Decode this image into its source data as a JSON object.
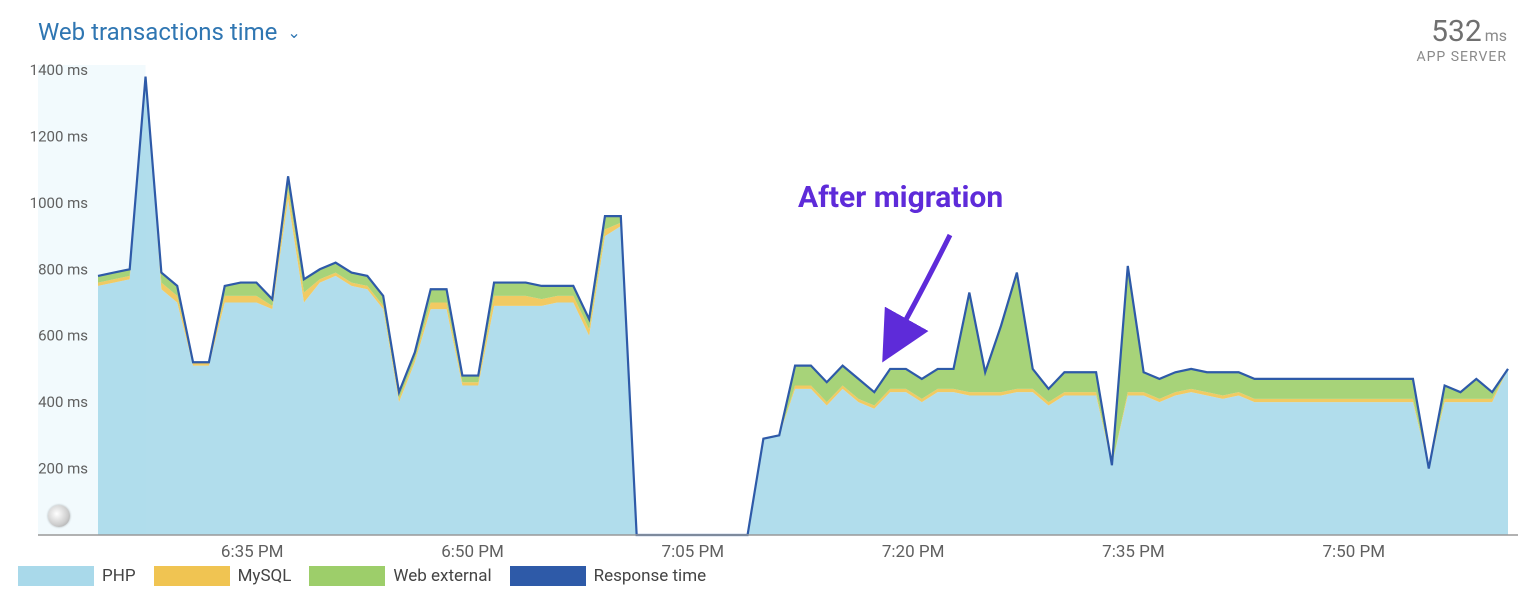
{
  "header": {
    "title": "Web transactions time",
    "metric_value": "532",
    "metric_unit": "ms",
    "metric_sub": "APP SERVER"
  },
  "annotation": {
    "label": "After migration"
  },
  "legend": {
    "items": [
      {
        "label": "PHP",
        "color": "#a9d9ea"
      },
      {
        "label": "MySQL",
        "color": "#f0c452"
      },
      {
        "label": "Web external",
        "color": "#9dce6a"
      },
      {
        "label": "Response time",
        "color": "#2e5aa8"
      }
    ]
  },
  "chart_data": {
    "type": "area",
    "title": "Web transactions time",
    "ylabel": "ms",
    "ylim": [
      0,
      1400
    ],
    "y_ticks": [
      200,
      400,
      600,
      800,
      1000,
      1200,
      1400
    ],
    "x_ticks": [
      "6:35 PM",
      "6:50 PM",
      "7:05 PM",
      "7:20 PM",
      "7:35 PM",
      "7:50 PM"
    ],
    "x": [
      0,
      1,
      2,
      3,
      4,
      5,
      6,
      7,
      8,
      9,
      10,
      11,
      12,
      13,
      14,
      15,
      16,
      17,
      18,
      19,
      20,
      21,
      22,
      23,
      24,
      25,
      26,
      27,
      28,
      29,
      30,
      31,
      32,
      33,
      34,
      35,
      36,
      37,
      38,
      39,
      40,
      41,
      42,
      43,
      44,
      45,
      46,
      47,
      48,
      49,
      50,
      51,
      52,
      53,
      54,
      55,
      56,
      57,
      58,
      59,
      60,
      61,
      62,
      63,
      64,
      65,
      66,
      67,
      68,
      69,
      70,
      71,
      72,
      73,
      74,
      75,
      76,
      77,
      78,
      79,
      80,
      81,
      82,
      83,
      84,
      85,
      86,
      87,
      88,
      89
    ],
    "series": [
      {
        "name": "PHP",
        "color": "#a9d9ea",
        "values": [
          750,
          760,
          770,
          1380,
          740,
          700,
          510,
          510,
          700,
          700,
          700,
          680,
          1010,
          700,
          760,
          780,
          750,
          740,
          680,
          400,
          520,
          680,
          680,
          450,
          450,
          690,
          690,
          690,
          690,
          700,
          700,
          600,
          900,
          930,
          0,
          0,
          0,
          0,
          0,
          0,
          0,
          0,
          290,
          300,
          440,
          440,
          390,
          440,
          400,
          380,
          430,
          430,
          400,
          430,
          430,
          420,
          420,
          420,
          430,
          430,
          390,
          420,
          420,
          420,
          210,
          420,
          420,
          400,
          420,
          430,
          420,
          410,
          420,
          400,
          400,
          400,
          400,
          400,
          400,
          400,
          400,
          400,
          400,
          400,
          200,
          400,
          400,
          400,
          400,
          500
        ]
      },
      {
        "name": "MySQL",
        "color": "#f0c452",
        "values": [
          10,
          10,
          10,
          0,
          20,
          20,
          10,
          10,
          20,
          20,
          20,
          10,
          30,
          30,
          10,
          10,
          10,
          10,
          10,
          10,
          10,
          20,
          20,
          10,
          10,
          30,
          30,
          30,
          20,
          20,
          20,
          20,
          20,
          10,
          0,
          0,
          0,
          0,
          0,
          0,
          0,
          0,
          0,
          0,
          10,
          10,
          10,
          10,
          10,
          10,
          10,
          10,
          10,
          10,
          10,
          10,
          10,
          10,
          10,
          10,
          10,
          10,
          10,
          10,
          0,
          10,
          10,
          10,
          10,
          10,
          10,
          10,
          10,
          10,
          10,
          10,
          10,
          10,
          10,
          10,
          10,
          10,
          10,
          10,
          0,
          10,
          10,
          10,
          10,
          0
        ]
      },
      {
        "name": "Web external",
        "color": "#9dce6a",
        "values": [
          20,
          20,
          20,
          0,
          30,
          30,
          0,
          0,
          30,
          40,
          40,
          20,
          40,
          40,
          30,
          30,
          30,
          30,
          30,
          20,
          20,
          40,
          40,
          20,
          20,
          40,
          40,
          40,
          40,
          30,
          30,
          30,
          40,
          20,
          0,
          0,
          0,
          0,
          0,
          0,
          0,
          0,
          0,
          0,
          60,
          60,
          60,
          60,
          60,
          40,
          60,
          60,
          60,
          60,
          60,
          300,
          60,
          200,
          350,
          60,
          40,
          60,
          60,
          60,
          0,
          380,
          60,
          60,
          60,
          60,
          60,
          70,
          60,
          60,
          60,
          60,
          60,
          60,
          60,
          60,
          60,
          60,
          60,
          60,
          0,
          40,
          20,
          60,
          20,
          0
        ]
      }
    ],
    "response_time": [
      780,
      790,
      800,
      1380,
      790,
      750,
      520,
      520,
      750,
      760,
      760,
      710,
      1080,
      770,
      800,
      820,
      790,
      780,
      720,
      430,
      550,
      740,
      740,
      480,
      480,
      760,
      760,
      760,
      750,
      750,
      750,
      650,
      960,
      960,
      0,
      0,
      0,
      0,
      0,
      0,
      0,
      0,
      290,
      300,
      510,
      510,
      460,
      510,
      470,
      430,
      500,
      500,
      470,
      500,
      500,
      730,
      490,
      630,
      790,
      500,
      440,
      490,
      490,
      490,
      210,
      810,
      490,
      470,
      490,
      500,
      490,
      490,
      490,
      470,
      470,
      470,
      470,
      470,
      470,
      470,
      470,
      470,
      470,
      470,
      200,
      450,
      430,
      470,
      430,
      500
    ]
  }
}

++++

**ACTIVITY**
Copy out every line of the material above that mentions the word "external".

**SOLUTION TO THIS TASK**
        "label": "Web external",
        "name": "Web external",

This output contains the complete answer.